(GOAL OF THE EXERCISE):
Of all the lines in this material, how many have the word "amount"? Give only the number.

(DATASET EXTRACT):

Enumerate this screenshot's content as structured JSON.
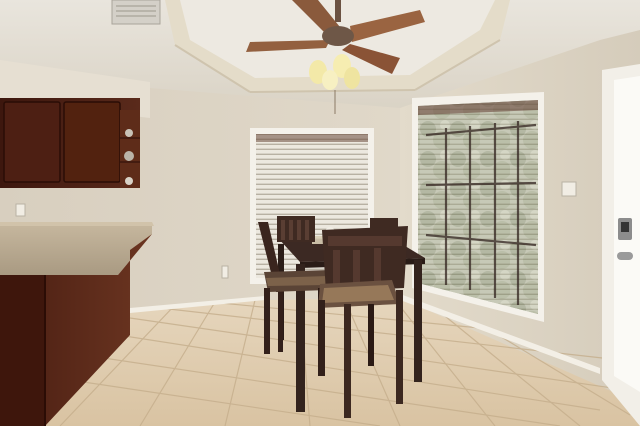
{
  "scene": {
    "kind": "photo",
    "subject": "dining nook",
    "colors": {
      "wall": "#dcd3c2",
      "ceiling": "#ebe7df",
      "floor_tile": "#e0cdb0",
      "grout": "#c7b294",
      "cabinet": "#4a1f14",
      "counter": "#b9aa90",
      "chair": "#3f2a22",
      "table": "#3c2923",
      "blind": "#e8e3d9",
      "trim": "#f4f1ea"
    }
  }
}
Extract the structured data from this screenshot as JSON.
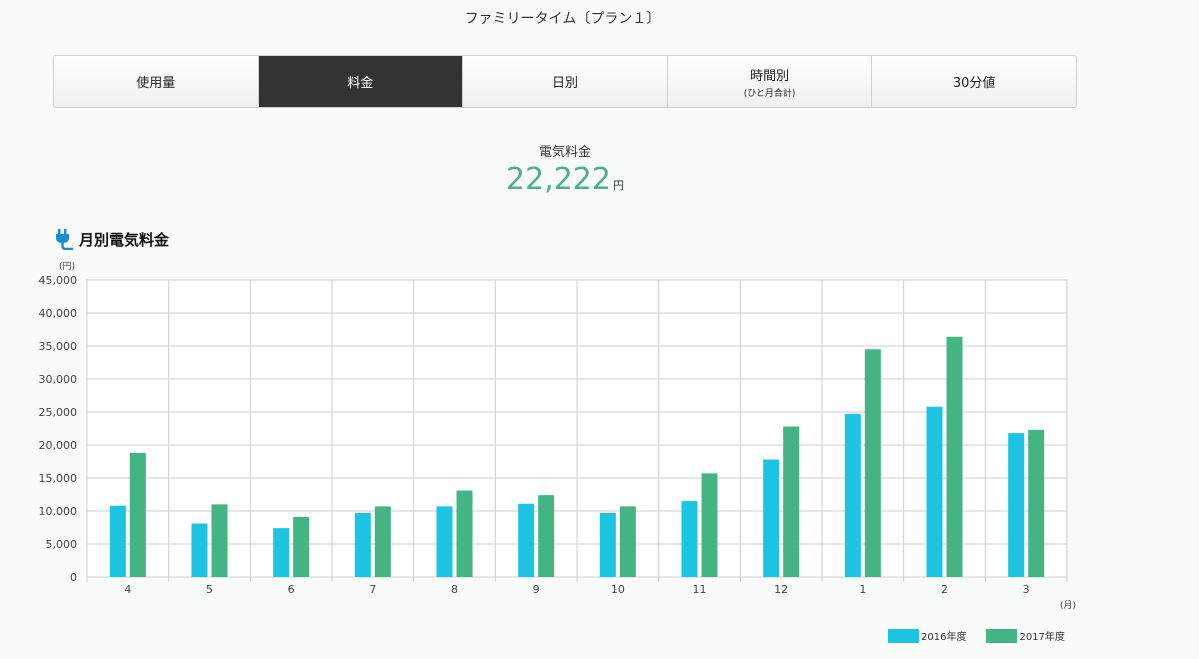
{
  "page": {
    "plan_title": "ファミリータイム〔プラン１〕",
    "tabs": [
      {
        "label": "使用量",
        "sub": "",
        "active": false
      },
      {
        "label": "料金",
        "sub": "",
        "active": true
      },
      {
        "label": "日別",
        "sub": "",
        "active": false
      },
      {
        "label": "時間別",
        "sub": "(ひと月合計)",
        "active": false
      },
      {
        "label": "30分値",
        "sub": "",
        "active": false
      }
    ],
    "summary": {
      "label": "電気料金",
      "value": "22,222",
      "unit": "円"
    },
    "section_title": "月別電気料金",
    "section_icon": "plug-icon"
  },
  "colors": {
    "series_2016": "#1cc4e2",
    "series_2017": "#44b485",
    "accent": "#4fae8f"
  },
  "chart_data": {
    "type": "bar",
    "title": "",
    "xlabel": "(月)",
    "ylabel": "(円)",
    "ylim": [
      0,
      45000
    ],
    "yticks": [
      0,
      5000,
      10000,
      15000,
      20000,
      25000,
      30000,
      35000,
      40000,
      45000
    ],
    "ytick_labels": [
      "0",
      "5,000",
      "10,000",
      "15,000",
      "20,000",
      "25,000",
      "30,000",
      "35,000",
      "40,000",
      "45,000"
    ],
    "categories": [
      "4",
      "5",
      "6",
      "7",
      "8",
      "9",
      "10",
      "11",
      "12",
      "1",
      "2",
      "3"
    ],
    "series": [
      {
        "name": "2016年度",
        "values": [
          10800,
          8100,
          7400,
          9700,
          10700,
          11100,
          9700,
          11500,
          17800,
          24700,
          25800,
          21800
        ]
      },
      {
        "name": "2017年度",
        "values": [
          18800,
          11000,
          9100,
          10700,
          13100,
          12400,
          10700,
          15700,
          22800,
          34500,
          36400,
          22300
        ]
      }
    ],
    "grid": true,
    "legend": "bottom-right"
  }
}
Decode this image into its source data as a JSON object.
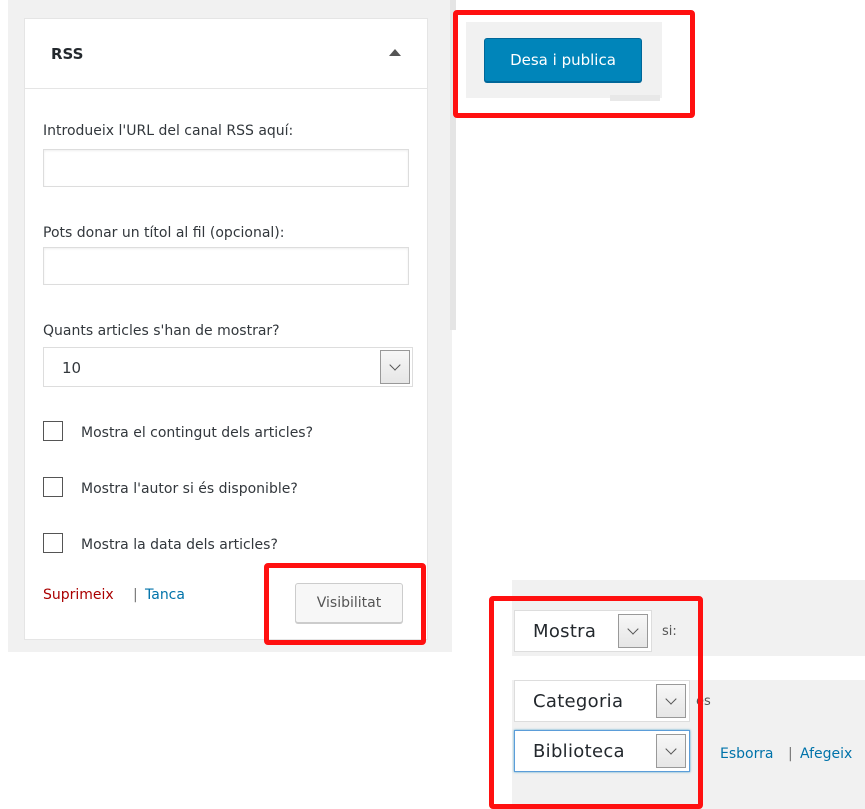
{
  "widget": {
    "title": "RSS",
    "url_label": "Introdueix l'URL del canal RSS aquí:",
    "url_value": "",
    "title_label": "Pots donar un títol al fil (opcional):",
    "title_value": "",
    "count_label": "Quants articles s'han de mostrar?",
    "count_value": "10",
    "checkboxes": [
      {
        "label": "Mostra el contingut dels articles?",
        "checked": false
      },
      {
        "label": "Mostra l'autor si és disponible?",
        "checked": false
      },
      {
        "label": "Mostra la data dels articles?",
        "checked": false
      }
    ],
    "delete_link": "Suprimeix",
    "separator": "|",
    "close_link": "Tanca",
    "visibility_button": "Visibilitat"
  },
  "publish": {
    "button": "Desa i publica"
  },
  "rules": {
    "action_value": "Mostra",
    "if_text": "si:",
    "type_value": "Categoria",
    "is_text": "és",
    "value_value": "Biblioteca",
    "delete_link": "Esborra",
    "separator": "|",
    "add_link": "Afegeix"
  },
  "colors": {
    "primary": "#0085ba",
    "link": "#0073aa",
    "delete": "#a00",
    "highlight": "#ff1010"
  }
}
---
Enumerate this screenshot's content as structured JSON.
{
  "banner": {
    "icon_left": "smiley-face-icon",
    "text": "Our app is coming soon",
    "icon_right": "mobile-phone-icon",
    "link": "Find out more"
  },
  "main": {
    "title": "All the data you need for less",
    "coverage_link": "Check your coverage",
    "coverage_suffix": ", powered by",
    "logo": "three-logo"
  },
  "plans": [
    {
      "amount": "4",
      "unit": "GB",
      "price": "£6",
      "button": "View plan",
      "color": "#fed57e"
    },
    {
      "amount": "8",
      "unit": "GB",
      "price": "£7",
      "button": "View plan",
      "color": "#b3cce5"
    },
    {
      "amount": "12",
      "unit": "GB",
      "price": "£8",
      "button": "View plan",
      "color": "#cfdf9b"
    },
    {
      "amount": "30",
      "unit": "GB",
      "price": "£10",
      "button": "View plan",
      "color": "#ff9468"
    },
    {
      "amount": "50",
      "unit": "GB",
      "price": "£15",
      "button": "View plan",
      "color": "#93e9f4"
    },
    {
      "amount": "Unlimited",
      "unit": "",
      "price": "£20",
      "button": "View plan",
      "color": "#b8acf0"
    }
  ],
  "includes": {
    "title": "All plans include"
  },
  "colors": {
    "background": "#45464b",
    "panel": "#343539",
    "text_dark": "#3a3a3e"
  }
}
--
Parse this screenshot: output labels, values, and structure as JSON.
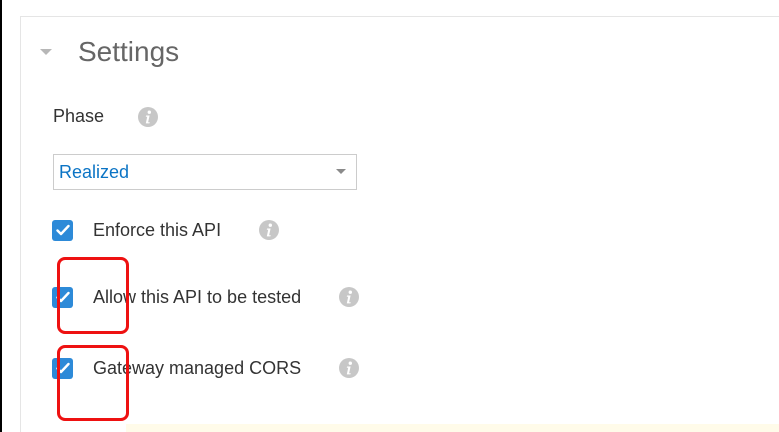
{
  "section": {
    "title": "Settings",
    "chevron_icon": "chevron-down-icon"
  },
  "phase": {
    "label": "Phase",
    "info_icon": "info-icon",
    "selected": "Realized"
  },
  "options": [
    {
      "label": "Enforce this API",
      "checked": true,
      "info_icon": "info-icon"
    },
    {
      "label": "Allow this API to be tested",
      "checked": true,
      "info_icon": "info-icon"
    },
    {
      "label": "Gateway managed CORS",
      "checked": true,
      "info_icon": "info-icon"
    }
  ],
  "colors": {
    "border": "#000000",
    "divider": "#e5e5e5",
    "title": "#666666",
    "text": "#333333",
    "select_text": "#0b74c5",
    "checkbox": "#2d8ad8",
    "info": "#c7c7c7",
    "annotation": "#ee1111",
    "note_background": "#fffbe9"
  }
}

(TASK RESULT):
6